His plan is already in play in strip clubs across the country as Lowrie sits in a booth at the Diamond Cabaret Steakhouse, outlining his vision. The room hosts a ministage with one of his entertainers dancing her shift. Under the restaurant's low light, Lowrie dines on ahi tuna and a good bottle of red wine. This particular booth happens to be "Bobby's booth," where one of the Diamond's original owners, Bobby Rifkin, held court. Rifkin was a legendary Denver character who ran several restaurants and nightclubs before opening the Diamond Cabaret in 1991, his only topless club. Rifkin, a friendly competitor of Hal's, had something Lowrie's father and, for that matter, Lowrie himself has never been able to attain: respectability. Denver held both Rifkin and his Diamond in high regard.
Described as a cross between Danny DeVito and Napoleon, even friends say Rifkin was outspoken, brash, and at times self-centered. Then one day Rifkin changed. At age 66, doctors told him he had prostate cancer. Suddenly Rifkin found religion and made it his mission to raise $1 million to eradicate the disease. His annual male-only fund-raisers stocked a hush-hush list of rich Denver men who ponied up $1,000 each for a special night at the Diamond. Ultimately he reached his fund-raising goal with one last party held after his death. At the end of his life, legitimacy and respect suddenly became a priority for Rifkin.
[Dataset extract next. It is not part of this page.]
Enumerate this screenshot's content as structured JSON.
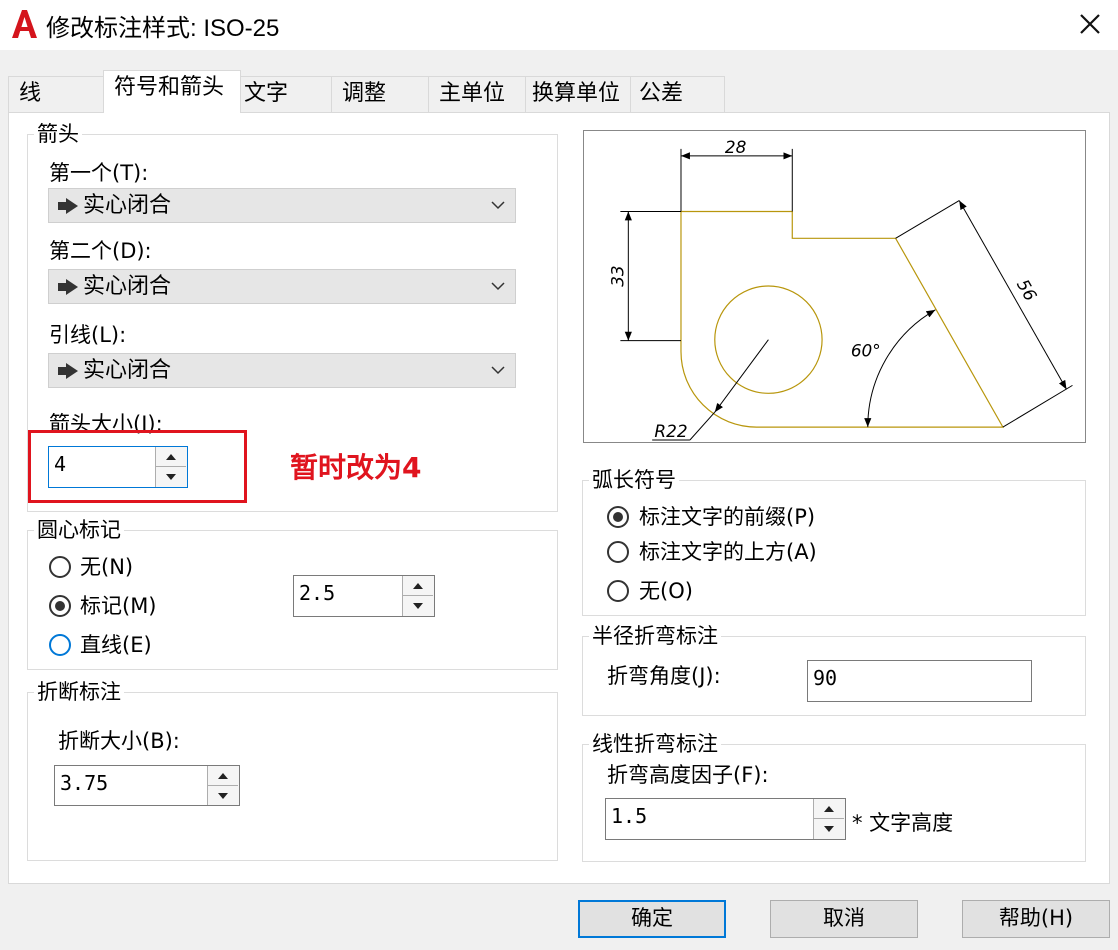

Lowrie constantly battles the strip-club-owner stereotype-Tony Soprano up to no good in the back room of the Bada Bing. Lowrie wants to be more than that. Partly because it's good for business-respectability helps assuage reticent investors and helps with VCG's SEC standing-and partly because he wants it for his father and his own family. And so Lowrie's taken a page from Rifkin's book with his charitable strategies. After Hal's death in 1994, Lowrie and Pam created the Lowrie Family Foundation. The Lowries have plenty of money to give, but the foundation is also a charitable strategy for the business-an investment. Sometimes a strip club needs to buy some goodwill. Early on, he discovered not everyone would take his money. But in October 2004, the Lowrie Family Foundation made a donation that made Denver's philanthropic community finally take notice. The Susan G. Komen Breast Cancer Foundation accepted $100,000 of Lowrie's money and asked him to introduce Jay Leno at their gala. Lowrie believes he should get credit for his gifts no matter how he earned the money. Everyone else does. Rifkin did.